Problem requirements: Set down each line of the data below exactly as it stands, dropping the pictures.

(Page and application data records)

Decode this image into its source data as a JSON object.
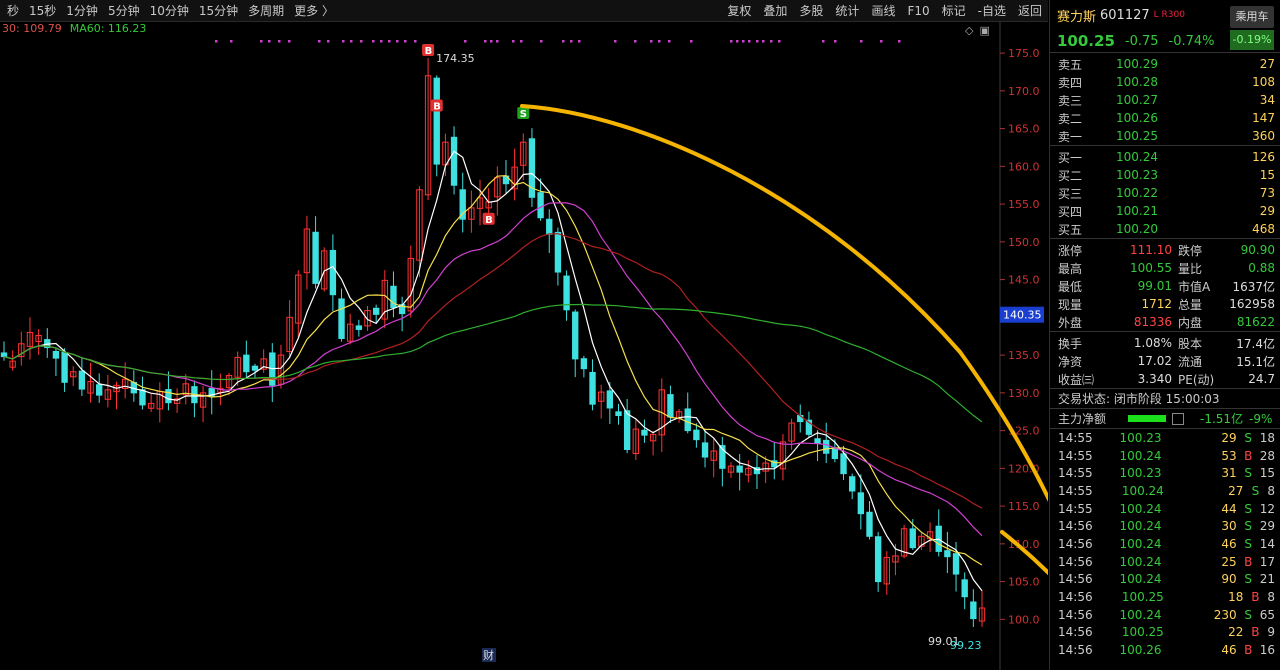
{
  "toolbar": {
    "left": [
      "秒",
      "15秒",
      "1分钟",
      "5分钟",
      "10分钟",
      "15分钟",
      "多周期",
      "更多 〉"
    ],
    "right": [
      "复权",
      "叠加",
      "多股",
      "统计",
      "画线",
      "F10",
      "标记",
      "-自选",
      "返回"
    ]
  },
  "ma_labels": {
    "ma30": "30: 109.79",
    "ma60": "MA60: 116.23"
  },
  "chart_data": {
    "type": "candlestick",
    "ylim": [
      97,
      177
    ],
    "yticks": [
      100.0,
      105.0,
      110.0,
      115.0,
      120.0,
      125.0,
      130.0,
      135.0,
      140.0,
      145.0,
      150.0,
      155.0,
      160.0,
      165.0,
      170.0,
      175.0
    ],
    "current_price_label": "140.35",
    "high_label": "174.35",
    "low_label_1": "99.01",
    "low_label_2": "99.23",
    "signal_marks": [
      "B",
      "B",
      "B",
      "S"
    ],
    "bottom_mark": "财",
    "closes": [
      134.8,
      134.2,
      136.5,
      138,
      137.6,
      136,
      134.6,
      131.4,
      132.8,
      130.5,
      131.5,
      129.7,
      130.4,
      131,
      131.8,
      130,
      128.4,
      128.6,
      130.2,
      128.7,
      129.2,
      131.2,
      128.7,
      130,
      129.5,
      130.6,
      132.3,
      134.7,
      132.8,
      133,
      134.5,
      131,
      135,
      140,
      145.6,
      151.7,
      144.5,
      148.8,
      143,
      137.2,
      139.1,
      138.4,
      140.9,
      140.4,
      144.9,
      141.3,
      140.5,
      147.8,
      156.9,
      172,
      160.3,
      163.2,
      157.5,
      153,
      154.5,
      155.8,
      155.3,
      158.5,
      157.7,
      159.9,
      163.2,
      155.9,
      153.2,
      151,
      146,
      141,
      134.5,
      133.2,
      128.5,
      130.1,
      128,
      127,
      122.5,
      125.2,
      124.4,
      124.5,
      130.4,
      126.8,
      127.5,
      125,
      123.8,
      121.5,
      122.3,
      120,
      120.3,
      119.5,
      120,
      119.3,
      120.7,
      120.2,
      123.5,
      126,
      126.2,
      124.5,
      123.3,
      122,
      121.3,
      119.3,
      117,
      114,
      111,
      105,
      108.2,
      108.4,
      112,
      109.5,
      111,
      111.6,
      109,
      108.3,
      106,
      103,
      100.1,
      101.5
    ],
    "ma_series": [
      {
        "name": "MA5",
        "color": "#ffffff"
      },
      {
        "name": "MA10",
        "color": "#f5e04a"
      },
      {
        "name": "MA20",
        "color": "#d040d0"
      },
      {
        "name": "MA30",
        "color": "#b02020"
      },
      {
        "name": "MA60",
        "color": "#2fae2f"
      }
    ]
  },
  "stock": {
    "name": "赛力斯",
    "code": "601127",
    "tag": "L R300",
    "price": "100.25",
    "change": "-0.75",
    "change_pct": "-0.74%",
    "ride_label": "乘用车",
    "ride_pct": "-0.19%"
  },
  "asks": [
    {
      "label": "卖五",
      "price": "100.29",
      "vol": "27"
    },
    {
      "label": "卖四",
      "price": "100.28",
      "vol": "108"
    },
    {
      "label": "卖三",
      "price": "100.27",
      "vol": "34"
    },
    {
      "label": "卖二",
      "price": "100.26",
      "vol": "147"
    },
    {
      "label": "卖一",
      "price": "100.25",
      "vol": "360"
    }
  ],
  "bids": [
    {
      "label": "买一",
      "price": "100.24",
      "vol": "126"
    },
    {
      "label": "买二",
      "price": "100.23",
      "vol": "15"
    },
    {
      "label": "买三",
      "price": "100.22",
      "vol": "73"
    },
    {
      "label": "买四",
      "price": "100.21",
      "vol": "29"
    },
    {
      "label": "买五",
      "price": "100.20",
      "vol": "468"
    }
  ],
  "stats1": [
    {
      "a": "涨停",
      "b": "111.10",
      "bc": "red",
      "c": "跌停",
      "d": "90.90",
      "dc": "green"
    },
    {
      "a": "最高",
      "b": "100.55",
      "bc": "green",
      "c": "量比",
      "d": "0.88",
      "dc": "green"
    },
    {
      "a": "最低",
      "b": "99.01",
      "bc": "green",
      "c": "市值A",
      "d": "1637亿",
      "dc": "white"
    },
    {
      "a": "现量",
      "b": "1712",
      "bc": "yellow",
      "c": "总量",
      "d": "162958",
      "dc": "white"
    },
    {
      "a": "外盘",
      "b": "81336",
      "bc": "red",
      "c": "内盘",
      "d": "81622",
      "dc": "green"
    }
  ],
  "stats2": [
    {
      "a": "换手",
      "b": "1.08%",
      "bc": "white",
      "c": "股本",
      "d": "17.4亿",
      "dc": "white"
    },
    {
      "a": "净资",
      "b": "17.02",
      "bc": "white",
      "c": "流通",
      "d": "15.1亿",
      "dc": "white"
    },
    {
      "a": "收益㈢",
      "b": "3.340",
      "bc": "white",
      "c": "PE(动)",
      "d": "24.7",
      "dc": "white"
    }
  ],
  "status": {
    "text": "交易状态: 闭市阶段 15:00:03"
  },
  "net": {
    "label": "主力净额",
    "value": "-1.51亿",
    "pct": "-9%"
  },
  "ticks": [
    {
      "t": "14:55",
      "p": "100.23",
      "v": "29",
      "bs": "S",
      "n": "18"
    },
    {
      "t": "14:55",
      "p": "100.24",
      "v": "53",
      "bs": "B",
      "n": "28"
    },
    {
      "t": "14:55",
      "p": "100.23",
      "v": "31",
      "bs": "S",
      "n": "15"
    },
    {
      "t": "14:55",
      "p": "100.24",
      "v": "27",
      "bs": "S",
      "n": "8"
    },
    {
      "t": "14:55",
      "p": "100.24",
      "v": "44",
      "bs": "S",
      "n": "12"
    },
    {
      "t": "14:56",
      "p": "100.24",
      "v": "30",
      "bs": "S",
      "n": "29"
    },
    {
      "t": "14:56",
      "p": "100.24",
      "v": "46",
      "bs": "S",
      "n": "14"
    },
    {
      "t": "14:56",
      "p": "100.24",
      "v": "25",
      "bs": "B",
      "n": "17"
    },
    {
      "t": "14:56",
      "p": "100.24",
      "v": "90",
      "bs": "S",
      "n": "21"
    },
    {
      "t": "14:56",
      "p": "100.25",
      "v": "18",
      "bs": "B",
      "n": "8"
    },
    {
      "t": "14:56",
      "p": "100.24",
      "v": "230",
      "bs": "S",
      "n": "65"
    },
    {
      "t": "14:56",
      "p": "100.25",
      "v": "22",
      "bs": "B",
      "n": "9"
    },
    {
      "t": "14:56",
      "p": "100.26",
      "v": "46",
      "bs": "B",
      "n": "16"
    }
  ]
}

The answer:
Decode this image into its source data as a JSON object.
{
  "toolbar": {
    "left": [
      "秒",
      "15秒",
      "1分钟",
      "5分钟",
      "10分钟",
      "15分钟",
      "多周期",
      "更多 〉"
    ],
    "right": [
      "复权",
      "叠加",
      "多股",
      "统计",
      "画线",
      "F10",
      "标记",
      "-自选",
      "返回"
    ]
  },
  "ma_labels": {
    "ma30": "30: 109.79",
    "ma60": "MA60: 116.23"
  },
  "chart_data": {
    "type": "candlestick",
    "ylim": [
      97,
      177
    ],
    "yticks": [
      100.0,
      105.0,
      110.0,
      115.0,
      120.0,
      125.0,
      130.0,
      135.0,
      140.0,
      145.0,
      150.0,
      155.0,
      160.0,
      165.0,
      170.0,
      175.0
    ],
    "current_price_label": "140.35",
    "high_label": "174.35",
    "low_label_1": "99.01",
    "low_label_2": "99.23",
    "signal_marks": [
      "B",
      "B",
      "B",
      "S"
    ],
    "bottom_mark": "财",
    "closes": [
      134.8,
      134.2,
      136.5,
      138,
      137.6,
      136,
      134.6,
      131.4,
      132.8,
      130.5,
      131.5,
      129.7,
      130.4,
      131,
      131.8,
      130,
      128.4,
      128.6,
      130.2,
      128.7,
      129.2,
      131.2,
      128.7,
      130,
      129.5,
      130.6,
      132.3,
      134.7,
      132.8,
      133,
      134.5,
      131,
      135,
      140,
      145.6,
      151.7,
      144.5,
      148.8,
      143,
      137.2,
      139.1,
      138.4,
      140.9,
      140.4,
      144.9,
      141.3,
      140.5,
      147.8,
      156.9,
      172,
      160.3,
      163.2,
      157.5,
      153,
      154.5,
      155.8,
      155.3,
      158.5,
      157.7,
      159.9,
      163.2,
      155.9,
      153.2,
      151,
      146,
      141,
      134.5,
      133.2,
      128.5,
      130.1,
      128,
      127,
      122.5,
      125.2,
      124.4,
      124.5,
      130.4,
      126.8,
      127.5,
      125,
      123.8,
      121.5,
      122.3,
      120,
      120.3,
      119.5,
      120,
      119.3,
      120.7,
      120.2,
      123.5,
      126,
      126.2,
      124.5,
      123.3,
      122,
      121.3,
      119.3,
      117,
      114,
      111,
      105,
      108.2,
      108.4,
      112,
      109.5,
      111,
      111.6,
      109,
      108.3,
      106,
      103,
      100.1,
      101.5
    ],
    "ma_series": [
      {
        "name": "MA5",
        "color": "#ffffff"
      },
      {
        "name": "MA10",
        "color": "#f5e04a"
      },
      {
        "name": "MA20",
        "color": "#d040d0"
      },
      {
        "name": "MA30",
        "color": "#b02020"
      },
      {
        "name": "MA60",
        "color": "#2fae2f"
      }
    ]
  },
  "stock": {
    "name": "赛力斯",
    "code": "601127",
    "tag": "L R300",
    "price": "100.25",
    "change": "-0.75",
    "change_pct": "-0.74%",
    "ride_label": "乘用车",
    "ride_pct": "-0.19%"
  },
  "asks": [
    {
      "label": "卖五",
      "price": "100.29",
      "vol": "27"
    },
    {
      "label": "卖四",
      "price": "100.28",
      "vol": "108"
    },
    {
      "label": "卖三",
      "price": "100.27",
      "vol": "34"
    },
    {
      "label": "卖二",
      "price": "100.26",
      "vol": "147"
    },
    {
      "label": "卖一",
      "price": "100.25",
      "vol": "360"
    }
  ],
  "bids": [
    {
      "label": "买一",
      "price": "100.24",
      "vol": "126"
    },
    {
      "label": "买二",
      "price": "100.23",
      "vol": "15"
    },
    {
      "label": "买三",
      "price": "100.22",
      "vol": "73"
    },
    {
      "label": "买四",
      "price": "100.21",
      "vol": "29"
    },
    {
      "label": "买五",
      "price": "100.20",
      "vol": "468"
    }
  ],
  "stats1": [
    {
      "a": "涨停",
      "b": "111.10",
      "bc": "red",
      "c": "跌停",
      "d": "90.90",
      "dc": "green"
    },
    {
      "a": "最高",
      "b": "100.55",
      "bc": "green",
      "c": "量比",
      "d": "0.88",
      "dc": "green"
    },
    {
      "a": "最低",
      "b": "99.01",
      "bc": "green",
      "c": "市值A",
      "d": "1637亿",
      "dc": "white"
    },
    {
      "a": "现量",
      "b": "1712",
      "bc": "yellow",
      "c": "总量",
      "d": "162958",
      "dc": "white"
    },
    {
      "a": "外盘",
      "b": "81336",
      "bc": "red",
      "c": "内盘",
      "d": "81622",
      "dc": "green"
    }
  ],
  "stats2": [
    {
      "a": "换手",
      "b": "1.08%",
      "bc": "white",
      "c": "股本",
      "d": "17.4亿",
      "dc": "white"
    },
    {
      "a": "净资",
      "b": "17.02",
      "bc": "white",
      "c": "流通",
      "d": "15.1亿",
      "dc": "white"
    },
    {
      "a": "收益㈢",
      "b": "3.340",
      "bc": "white",
      "c": "PE(动)",
      "d": "24.7",
      "dc": "white"
    }
  ],
  "status": {
    "text": "交易状态: 闭市阶段 15:00:03"
  },
  "net": {
    "label": "主力净额",
    "value": "-1.51亿",
    "pct": "-9%"
  },
  "ticks": [
    {
      "t": "14:55",
      "p": "100.23",
      "v": "29",
      "bs": "S",
      "n": "18"
    },
    {
      "t": "14:55",
      "p": "100.24",
      "v": "53",
      "bs": "B",
      "n": "28"
    },
    {
      "t": "14:55",
      "p": "100.23",
      "v": "31",
      "bs": "S",
      "n": "15"
    },
    {
      "t": "14:55",
      "p": "100.24",
      "v": "27",
      "bs": "S",
      "n": "8"
    },
    {
      "t": "14:55",
      "p": "100.24",
      "v": "44",
      "bs": "S",
      "n": "12"
    },
    {
      "t": "14:56",
      "p": "100.24",
      "v": "30",
      "bs": "S",
      "n": "29"
    },
    {
      "t": "14:56",
      "p": "100.24",
      "v": "46",
      "bs": "S",
      "n": "14"
    },
    {
      "t": "14:56",
      "p": "100.24",
      "v": "25",
      "bs": "B",
      "n": "17"
    },
    {
      "t": "14:56",
      "p": "100.24",
      "v": "90",
      "bs": "S",
      "n": "21"
    },
    {
      "t": "14:56",
      "p": "100.25",
      "v": "18",
      "bs": "B",
      "n": "8"
    },
    {
      "t": "14:56",
      "p": "100.24",
      "v": "230",
      "bs": "S",
      "n": "65"
    },
    {
      "t": "14:56",
      "p": "100.25",
      "v": "22",
      "bs": "B",
      "n": "9"
    },
    {
      "t": "14:56",
      "p": "100.26",
      "v": "46",
      "bs": "B",
      "n": "16"
    }
  ]
}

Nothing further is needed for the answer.